CHARLESTON, W.Va. - What should be the Mountain State's signature dish?
The question arose during the recent West Virginia legislative session when a House resolution calling for the pepperoni roll to be named the official state food created a social media sensation before failing to gain traction.
It was a fun debate, though, so we asked notable West Virginians to mull the question.
Pepperoni rolls are popular, sure, but what about the stinky-but-succulent ramp? Or the nutty buckwheat cake? Or the staple food of beans and cornbread?
* Homer Hickam, author of "Rocket Boys," which chronicles his life in Coalwood, McDowell County, was shocked to see pepperoni rolls as the potential state food.
"My wife's reaction to your list: Ewwww! True, she's from Alabama but has spent a lot of time in West Virginia. Pepperoni rolls? I would think venison would be more appropriate, not that I ever ate it that much growing up," he said.
"My favorite food that Mom served up in Coalwood was potato cakes. Her cornbread was pretty good, too. But wait, after giving it some thought, here's my proposal: Commodity cheese. If you don't know what commodity cheese is, then you're not really a West Virginian."
"We had lots of Italians in Coalwood. One of them I wrote about a lot in 'Sky of Stone' - Johnny Basso. Still, I don't remember ever seeing one pepperoni roll in southern West Virginia. I suspect it's a geographical thing. But I bet EVERYBODY in the state has either eaten commodity cheese or were birthed by parents who did. Have you ever eaten commodity cheese, Candace? It was really very good.
It came in big blocks, bought by the government to support dairy prices and handed out in economically depressed areas.
"People who were eligible got enough for all of us."
Homer Hickam's Vote: Commodity Cheese
* Jeff Kessler, president of the West Virginia Senate, threw his vote in another direction.
"I love pizza. DiCarlo's in particular. Cheese and pepperoni," he said. The difference for him is that cold cheese is thrown on the hot, baked dough and sauce, which melts the provolone atop the square.
Jeff Kessler's Vote: DiCarlo's Pizza
* Newsweek/Daily Beast special correspondent and editor of "Democracy: A Journal of Ideas" Michael Tomasky holds a special place in his heart for the pepperoni roll.
"I'm Italian on my mom's side, so I grew up gobbling down my maternal grandmother's pepperoni rolls by the dozen. I was shocked when I moved away from the state and saw that they didn't exist everywhere," Tomasky said.
"I've since introduced pepperoni rolls to many friends and never had one person say anything other than 'Wow, these are great!' And now, of course, more and more people have discovered them. So I'm all for it. They're the state's greatest export since Jerry West."

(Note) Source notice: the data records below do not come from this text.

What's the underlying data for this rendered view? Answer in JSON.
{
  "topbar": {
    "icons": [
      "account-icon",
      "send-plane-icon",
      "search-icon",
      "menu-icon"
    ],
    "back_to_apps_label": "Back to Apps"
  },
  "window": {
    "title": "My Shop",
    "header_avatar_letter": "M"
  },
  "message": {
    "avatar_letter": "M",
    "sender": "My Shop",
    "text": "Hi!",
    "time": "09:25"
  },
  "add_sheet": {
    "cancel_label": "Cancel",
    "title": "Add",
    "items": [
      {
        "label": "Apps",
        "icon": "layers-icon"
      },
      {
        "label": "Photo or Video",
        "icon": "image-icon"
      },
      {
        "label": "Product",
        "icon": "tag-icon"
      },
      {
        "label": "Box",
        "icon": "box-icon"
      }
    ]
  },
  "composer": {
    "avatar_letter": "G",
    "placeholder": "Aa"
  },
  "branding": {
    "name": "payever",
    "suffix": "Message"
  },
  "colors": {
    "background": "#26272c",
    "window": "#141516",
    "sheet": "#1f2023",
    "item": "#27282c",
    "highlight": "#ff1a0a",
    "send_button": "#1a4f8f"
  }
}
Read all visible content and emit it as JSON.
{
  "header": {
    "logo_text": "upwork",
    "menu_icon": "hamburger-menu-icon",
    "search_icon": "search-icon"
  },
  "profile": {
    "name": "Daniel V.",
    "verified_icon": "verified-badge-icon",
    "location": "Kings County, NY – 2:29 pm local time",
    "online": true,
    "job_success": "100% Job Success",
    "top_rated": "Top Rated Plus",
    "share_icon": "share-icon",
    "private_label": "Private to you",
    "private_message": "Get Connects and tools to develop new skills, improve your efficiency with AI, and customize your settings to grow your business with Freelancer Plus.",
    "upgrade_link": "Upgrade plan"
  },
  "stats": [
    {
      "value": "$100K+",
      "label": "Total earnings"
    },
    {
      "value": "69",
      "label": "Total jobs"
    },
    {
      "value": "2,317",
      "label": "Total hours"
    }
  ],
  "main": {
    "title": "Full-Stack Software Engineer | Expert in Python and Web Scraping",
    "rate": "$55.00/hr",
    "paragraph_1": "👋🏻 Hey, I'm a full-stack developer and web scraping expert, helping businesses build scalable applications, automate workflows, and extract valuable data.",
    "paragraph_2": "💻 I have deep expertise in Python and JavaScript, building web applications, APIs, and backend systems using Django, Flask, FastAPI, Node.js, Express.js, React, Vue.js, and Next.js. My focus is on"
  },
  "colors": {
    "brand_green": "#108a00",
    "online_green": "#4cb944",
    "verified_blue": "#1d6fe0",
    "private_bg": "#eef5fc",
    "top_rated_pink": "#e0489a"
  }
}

Michael Tomasky's Vote: Pepperoni Rolls
* Former governor and current Sen. Joe Manchin echoed Tomasky's sentiment.
"Our beautiful state is so special because we have a great variety of foods and traditions," Manchin said. "Of course, I am very partial to pepperoni rolls and spaghetti and meatballs because these are foods that I grew up with, but I also appreciate and enjoy many other great foods from our state such as hot dogs, pinto beans and cornbread, ramps and apple butter. Indeed, West Virginia has something for everyone to enjoy."
Joe Manchin's Vote: Pepperoni Rolls
* Chuck Yeager, the first pilot to travel faster than sound, can think of a better choice.
"Never heard of pepperoni rolls. Who is making this decision? Only ever had cornbread & buttermilk & leather britches," he said.
For those who don't know, leather britches are beans that are strung together and then hung up to dry. They are then boiled, usually with a ham bone and onion for added flavor.
Chuck Yeager's Vote: Cornbread & Buttermilk & Leather Britches